How I made peace with Total Addressable Market

Posted on Posted in Data Driven Culture, Design Thinking, Machine Intelligence, Marketing Science, SaaS, Technology

I was 28 and sleepless when I encountered a marketing version of the logistic function. It was beautiful. It’s one of those things you’re taught about in one context, and when you’re shown it from another angle, it expands your mind. It was like discovering Pi for the first time. I could use it to check the assumptions of a market penetration forecast, and substitute my own estimates for others. I felt empowered and delirious from being able to produce a solid forecast. It became a tool as useful as btau or the crosstab.

There’s a part of that math, a variable called saturation, that worried me from the outset. Saturation is the maximum percentage of adoption that a market will accept. While there are subtle differences between Saturation and Total Addressable Market, they essentially mean the same thing.

Who is to say what TAM is? For years I estimated it. This is where years of comparative analysis training came in handy. If I observed saturation in a set of countries, I could apply that level to other countries that were similar but a bit behind. If those countries were clearly different from others, most often broadband penetration and disposable income, I could make adjustments to the variable. The S could be squat. The S could be giant.

I’d later extend it to demographics, markets, and later still, social graphs. It was just obvious that this is how nature worked.

And as I transitioned into entrepreneurial life, it became much more of a concern.

You can tell I’ve been ever more worried by the amount I wrote about it.

As part on a very long series called Data Driven Culture, I wrote at length about the importance of Total Addressable Market (TAM) estimation. Later I broke TAM down into three variables, and over this last summer, I exposed myself to as many new findings on the subject as I could just this last summer. I tried to reconcile the uncertainty about TAM with heretical optimism.

I concluded that piece with a general stance on experimentation.

If I you don’t know what TAM is, go find out.

Go Find Out

There are several phases in a product or a startup lifecycle. Different books describe different phases in different ways. There’s an era before product-market-solution fit has been identified, and an era that comes afterward.

Most of the real risk comes before the fit. Everything after the fit is scaling. Many entrepreneurs I know really hate all the work that comes after fit has been discovered. The good stuff, to them, is discovering the fit.

(Scaling a startup is no laughing matter either, in general, if you’ve done it once, you’ve done it a million times.)

People fear what they don’t know. I don’t know which products fit with which solution with which market all the time. I don’t fear the dark. I’m hardwired to fear the hungry lion that’s lurking out there in the dark.

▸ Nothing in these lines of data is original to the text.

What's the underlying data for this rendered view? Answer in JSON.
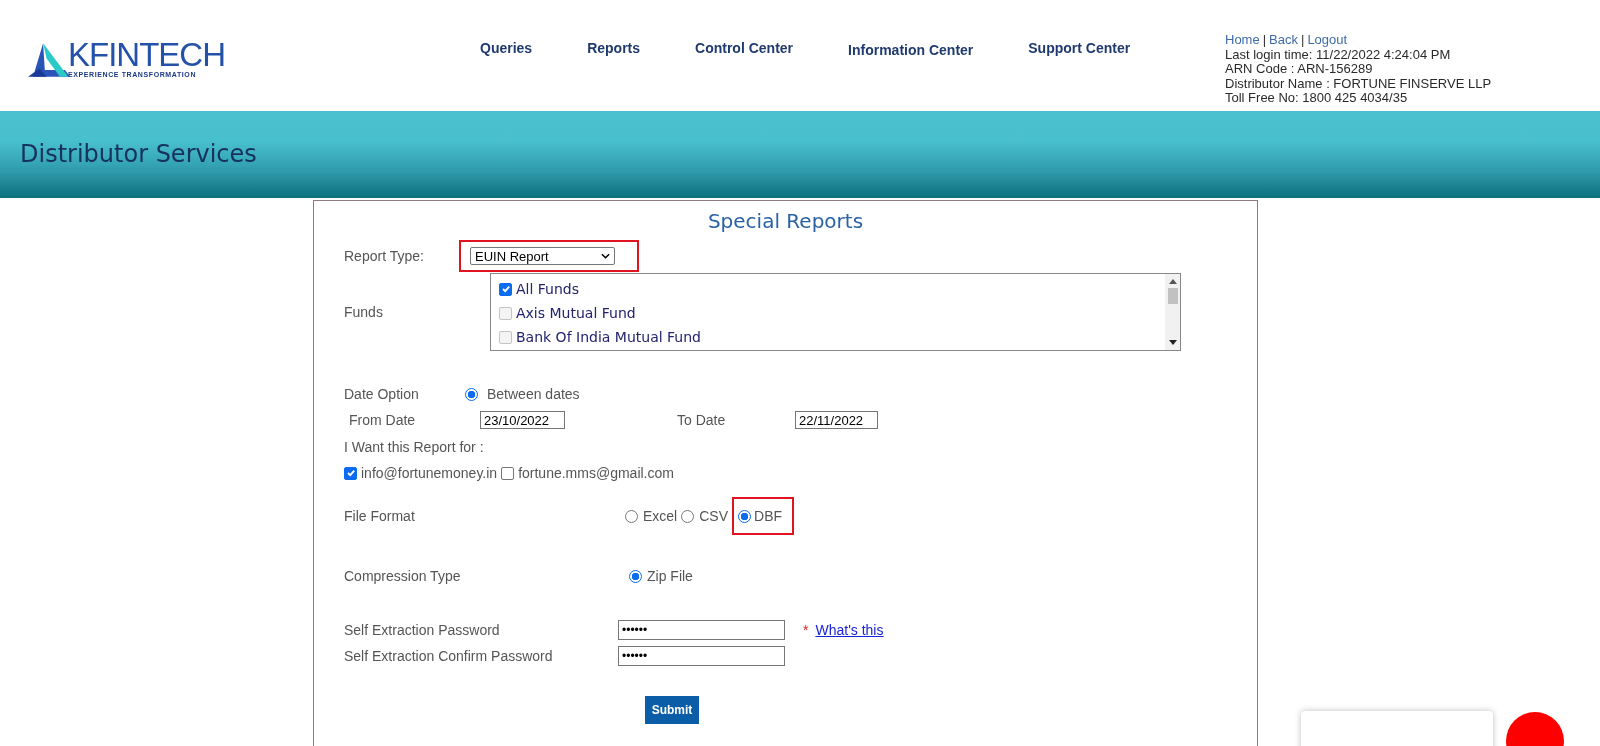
{
  "logo": {
    "name": "KFINTECH",
    "tagline": "EXPERIENCE TRANSFORMATION"
  },
  "nav": [
    "Queries",
    "Reports",
    "Control Center",
    "Information Center",
    "Support Center"
  ],
  "user_links": [
    "Home",
    "Back",
    "Logout"
  ],
  "link_separator": "|",
  "user_info": [
    "Last login time: 11/22/2022 4:24:04 PM",
    "ARN Code : ARN-156289",
    "Distributor Name : FORTUNE FINSERVE LLP",
    "Toll Free No: 1800 425 4034/35"
  ],
  "banner": {
    "title": "Distributor Services"
  },
  "form": {
    "title": "Special Reports",
    "report_type": {
      "label": "Report Type:",
      "value": "EUIN Report",
      "highlighted": true
    },
    "funds": {
      "label": "Funds",
      "items": [
        {
          "name": "All Funds",
          "checked": true,
          "disabled": false
        },
        {
          "name": "Axis Mutual Fund",
          "checked": false,
          "disabled": true
        },
        {
          "name": "Bank Of India Mutual Fund",
          "checked": false,
          "disabled": true
        }
      ]
    },
    "date_option": {
      "label": "Date Option",
      "options": [
        {
          "label": "Between dates",
          "selected": true
        }
      ]
    },
    "from_date": {
      "label": "From Date",
      "value": "23/10/2022"
    },
    "to_date": {
      "label": "To Date",
      "value": "22/11/2022"
    },
    "report_for": {
      "label": "I Want this Report for :",
      "emails": [
        {
          "address": "info@fortunemoney.in",
          "checked": true
        },
        {
          "address": "fortune.mms@gmail.com",
          "checked": false
        }
      ]
    },
    "file_format": {
      "label": "File Format",
      "options": [
        {
          "label": "Excel",
          "selected": false,
          "highlighted": false
        },
        {
          "label": "CSV",
          "selected": false,
          "highlighted": false
        },
        {
          "label": "DBF",
          "selected": true,
          "highlighted": true
        }
      ]
    },
    "compression": {
      "label": "Compression Type",
      "options": [
        {
          "label": "Zip File",
          "selected": true
        }
      ]
    },
    "password": {
      "label": "Self Extraction Password",
      "value": "••••••",
      "required_mark": "*",
      "help_link": "What's this"
    },
    "confirm_password": {
      "label": "Self Extraction Confirm Password",
      "value": "••••••"
    },
    "submit": "Submit"
  }
}
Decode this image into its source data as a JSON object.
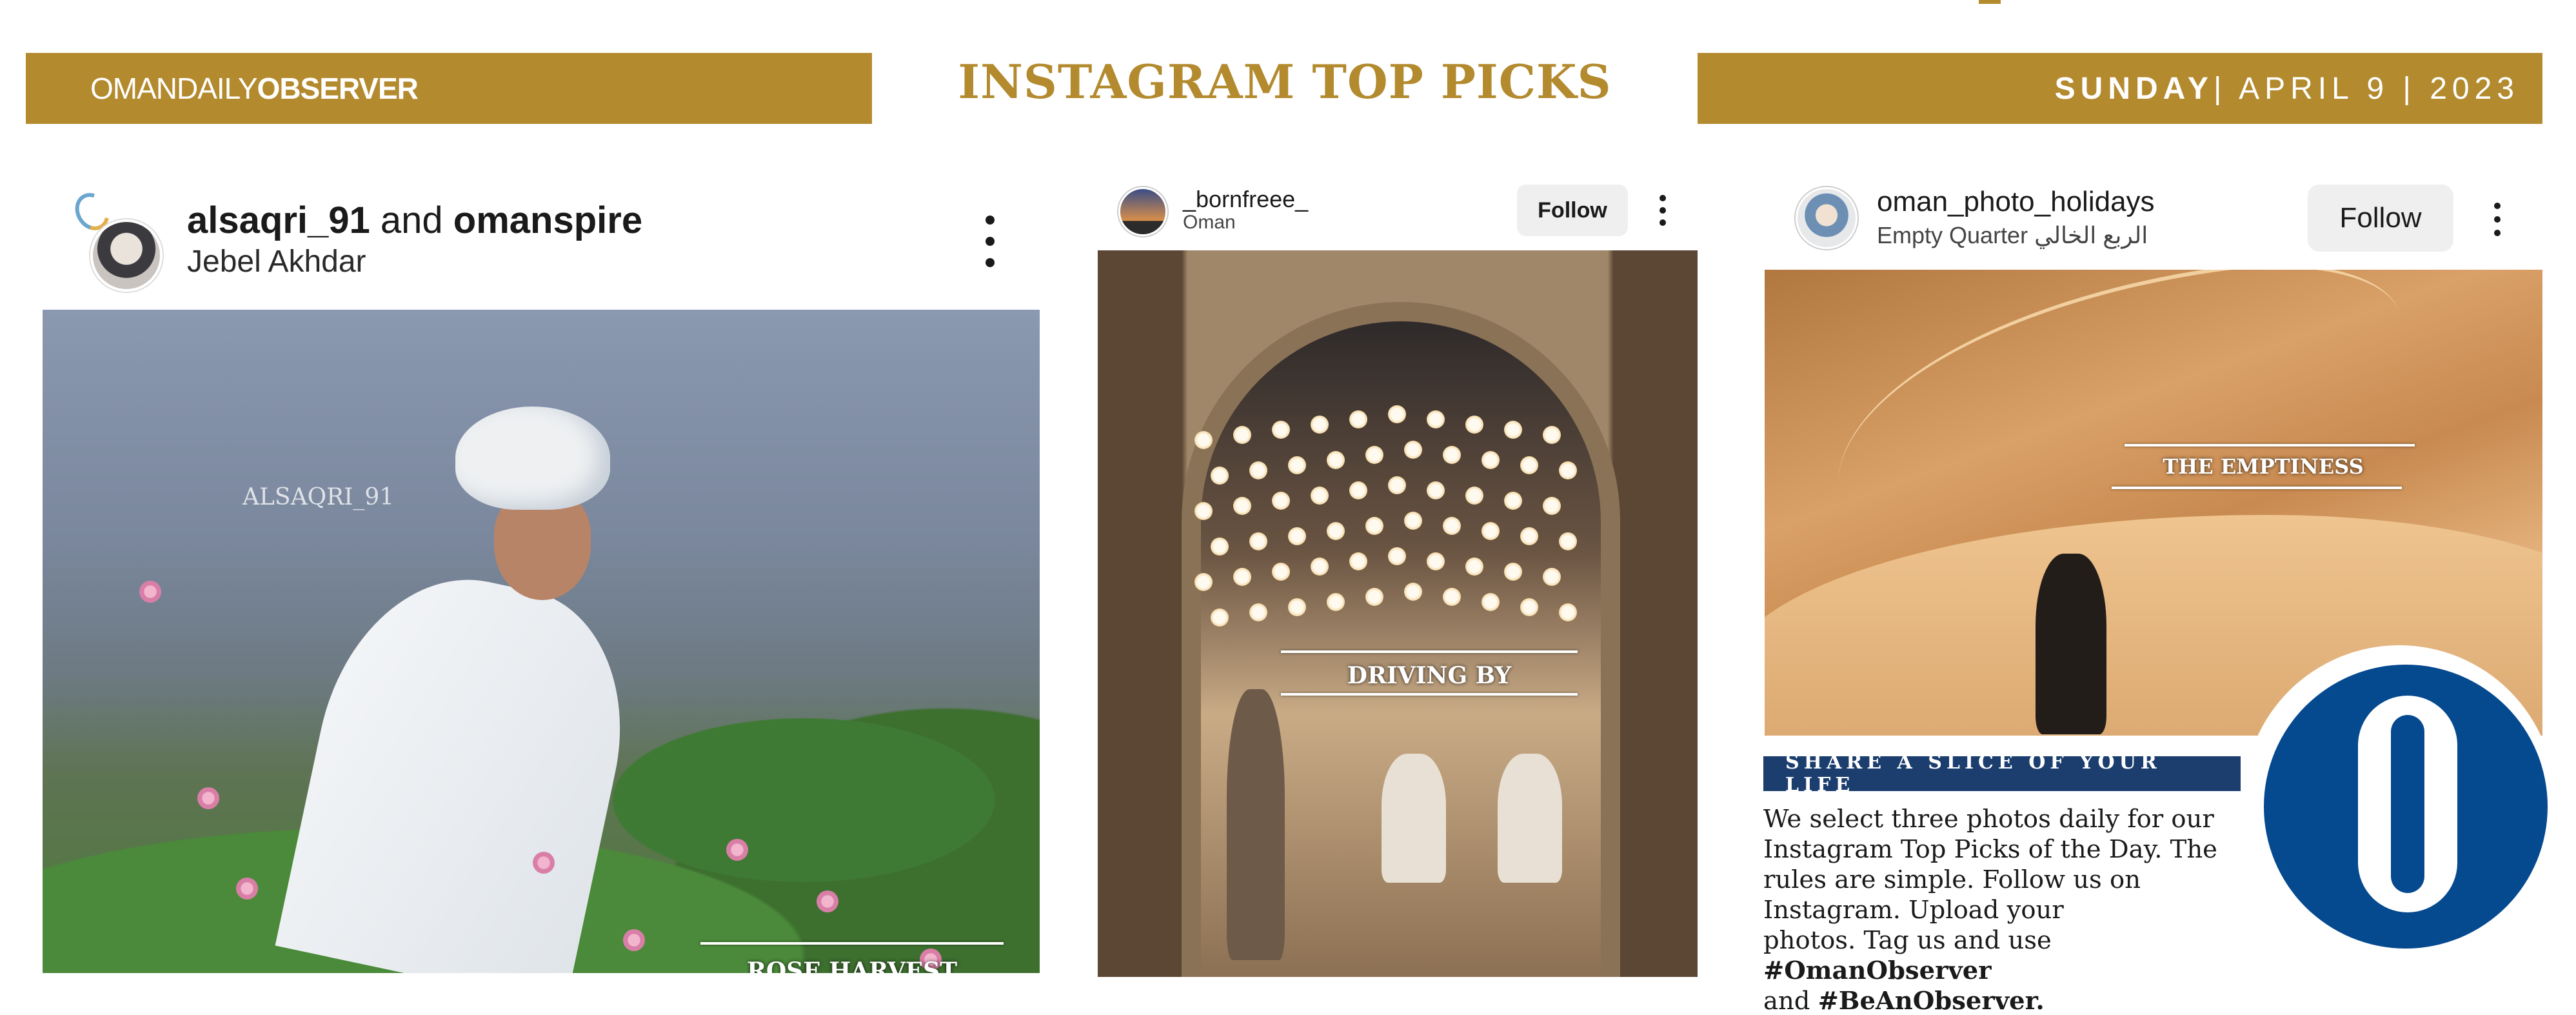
{
  "masthead": {
    "brand_light": "OMANDAILY",
    "brand_bold": "OBSERVER",
    "title": "INSTAGRAM TOP PICKS",
    "date_day": "SUNDAY",
    "date_rest": " | APRIL 9 | 2023"
  },
  "posts": [
    {
      "username": "alsaqri_91",
      "joiner": " and ",
      "collaborator": "omanspire",
      "location": "Jebel Akhdar",
      "watermark": "ALSAQRI_91",
      "caption": "ROSE HARVEST"
    },
    {
      "username": "_bornfreee_",
      "location": "Oman",
      "follow_label": "Follow",
      "caption": "DRIVING BY"
    },
    {
      "username": "oman_photo_holidays",
      "location": "Empty Quarter  الربع الخالي",
      "follow_label": "Follow",
      "caption": "THE EMPTINESS"
    }
  ],
  "share": {
    "banner": "SHARE A SLICE OF YOUR LIFE",
    "line1": "We select three photos daily for our",
    "line2": "Instagram Top Picks of the Day. The",
    "line3": "rules are simple. Follow us on",
    "line4": "Instagram. Upload your",
    "line5_pre": "photos. Tag us and use ",
    "tag1": "#OmanObserver",
    "line6_pre": "and ",
    "tag2": "#BeAnObserver."
  },
  "colors": {
    "gold": "#b38a2e",
    "navy_banner": "#1b3e6f",
    "logo_blue": "#05498f"
  },
  "icons": [
    "more-vertical-icon",
    "observer-o-logo"
  ]
}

I believe in a surface. Along the X-axis are all the problems that exist. Along the Y-axis are all the solutions that could exist. And the Z-axis is the available margin. Most of that surface is dark.

I imagine that there is a lot of margin in replacing lawyers with the blockchain. Standardizing terms, standardizing the paper, in such a way to reduce commercial friction would be very valuable to a lot of people. I don’t really know for sure. It’s dark.

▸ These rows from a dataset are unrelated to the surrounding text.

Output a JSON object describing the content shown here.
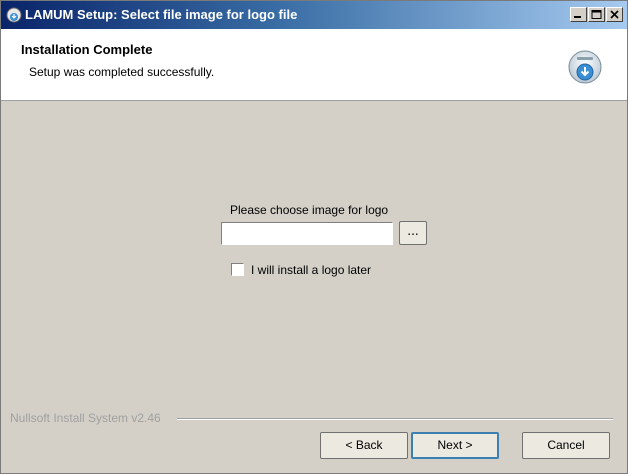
{
  "window": {
    "title": "LAMUM Setup: Select file image for logo file"
  },
  "header": {
    "title": "Installation Complete",
    "subtitle": "Setup was completed successfully."
  },
  "main": {
    "prompt": "Please choose image for logo",
    "file_input": {
      "value": "",
      "placeholder": ""
    },
    "browse_label": "...",
    "later_checkbox": {
      "label": "I will install a logo later",
      "checked": false
    }
  },
  "footer": {
    "brand": "Nullsoft Install System v2.46",
    "back_label": "< Back",
    "next_label": "Next >",
    "cancel_label": "Cancel"
  },
  "colors": {
    "titlebar_start": "#0a246a",
    "titlebar_end": "#a6caf0",
    "dialog_bg": "#d4d0c8",
    "default_button_border": "#3c7fb1"
  },
  "icons": {
    "title": "installer-icon",
    "header": "setup-disk-icon"
  }
}
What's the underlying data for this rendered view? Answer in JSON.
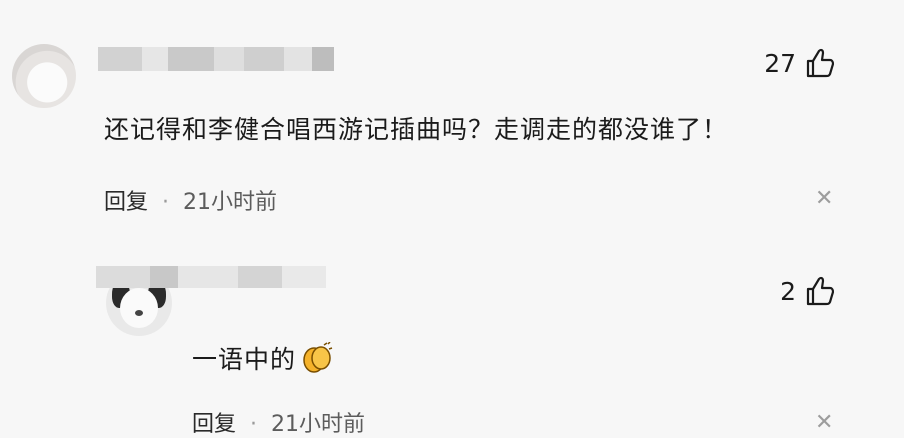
{
  "comments": [
    {
      "text": "还记得和李健合唱西游记插曲吗？走调走的都没谁了！",
      "likes": "27",
      "reply_label": "回复",
      "separator": "·",
      "time": "21小时前"
    },
    {
      "text": "一语中的",
      "emoji_icon": "clapping-hands-icon",
      "likes": "2",
      "reply_label": "回复",
      "separator": "·",
      "time": "21小时前"
    }
  ],
  "icons": {
    "like": "thumbs-up-icon",
    "close": "close-icon"
  },
  "colors": {
    "background": "#f7f7f7",
    "text": "#1b1b1b",
    "meta": "#5c5c5c",
    "icon_muted": "#9d9d9d",
    "emoji": "#f5b22a"
  }
}
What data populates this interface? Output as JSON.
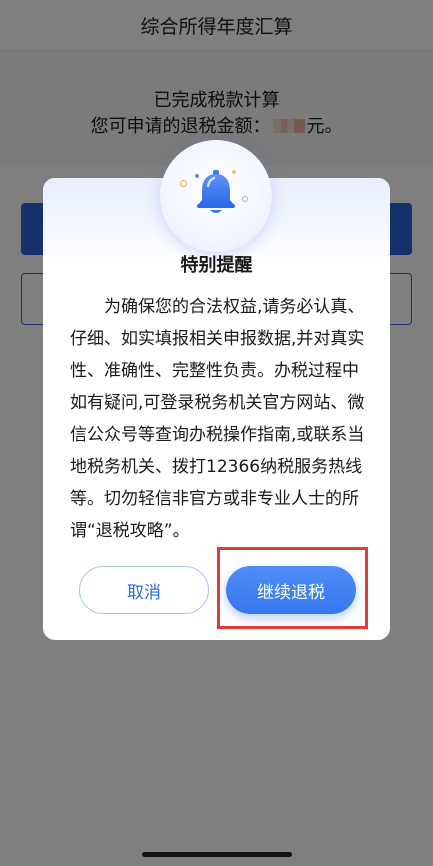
{
  "page": {
    "title": "综合所得年度汇算",
    "status": "已完成税款计算",
    "refund_prefix": "您可申请的退税金额：",
    "refund_suffix": "元。"
  },
  "dialog": {
    "title": "特别提醒",
    "body": "为确保您的合法权益,请务必认真、仔细、如实填报相关申报数据,并对真实性、准确性、完整性负责。办税过程中如有疑问,可登录税务机关官方网站、微信公众号等查询办税操作指南,或联系当地税务机关、拨打12366纳税服务热线等。切勿轻信非官方或非专业人士的所谓“退税攻略”。",
    "cancel_label": "取消",
    "continue_label": "继续退税",
    "icon": "bell-icon"
  },
  "colors": {
    "primary": "#3677ee",
    "highlight": "#e23b3b",
    "overlay": "rgba(0,0,0,0.5)"
  }
}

I imagine there’s a lot of margin in training a machine to reply to cold call emails. I don’t really know for sure. It’s dark.

I don’t imagine that there’s a lot of margin in nail saloning in the King West district of Toronto. I don’t really know for sure. It’s really dark.

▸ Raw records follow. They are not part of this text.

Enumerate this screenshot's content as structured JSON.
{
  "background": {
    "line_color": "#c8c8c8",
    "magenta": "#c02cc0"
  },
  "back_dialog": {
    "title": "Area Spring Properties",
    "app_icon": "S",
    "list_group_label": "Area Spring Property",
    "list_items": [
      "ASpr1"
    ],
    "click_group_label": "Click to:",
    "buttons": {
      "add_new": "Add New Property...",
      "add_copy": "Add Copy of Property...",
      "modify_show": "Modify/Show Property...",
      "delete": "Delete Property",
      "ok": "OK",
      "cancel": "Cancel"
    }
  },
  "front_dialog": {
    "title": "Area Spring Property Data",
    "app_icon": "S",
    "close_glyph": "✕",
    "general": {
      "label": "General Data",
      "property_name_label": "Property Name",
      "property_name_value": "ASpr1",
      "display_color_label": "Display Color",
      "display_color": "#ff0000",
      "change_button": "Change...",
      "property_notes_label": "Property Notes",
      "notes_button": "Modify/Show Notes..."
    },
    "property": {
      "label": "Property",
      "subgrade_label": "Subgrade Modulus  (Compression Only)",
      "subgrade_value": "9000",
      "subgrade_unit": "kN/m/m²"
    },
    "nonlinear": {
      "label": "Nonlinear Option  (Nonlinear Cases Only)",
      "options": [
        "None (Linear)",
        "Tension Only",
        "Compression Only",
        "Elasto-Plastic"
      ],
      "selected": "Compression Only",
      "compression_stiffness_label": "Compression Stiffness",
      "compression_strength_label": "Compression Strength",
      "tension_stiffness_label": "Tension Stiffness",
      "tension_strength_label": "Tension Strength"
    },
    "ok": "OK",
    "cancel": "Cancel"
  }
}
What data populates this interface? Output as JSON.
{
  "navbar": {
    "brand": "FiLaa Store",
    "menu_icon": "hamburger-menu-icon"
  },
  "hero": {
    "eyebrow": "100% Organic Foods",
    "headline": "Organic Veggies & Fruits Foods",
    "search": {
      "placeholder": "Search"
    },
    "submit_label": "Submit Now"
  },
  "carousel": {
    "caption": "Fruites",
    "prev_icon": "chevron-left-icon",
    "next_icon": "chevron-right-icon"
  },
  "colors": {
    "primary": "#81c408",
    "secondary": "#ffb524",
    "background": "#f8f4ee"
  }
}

In many economies, firms really compete for margin. It’s hard to imagine these days with all of our mercantilism and closed trade and FCC regulatory capture. But it’s true! There are some markets that are really, truly, competitive! Sometimes there really is a lion feasting on margin on some of those bumps.

The ultimate way to figure out TAM is to collect data on it.

And there are a few tools for that. There’s fire. Flashlights can be good. Glowsticks. You get it. Anything to illuminate a patch of the fabric is good.

I made peace with the random nature of TAM because can it can be discovered. And you can get a clearer picture of TAM as your explore it. It’s knowable.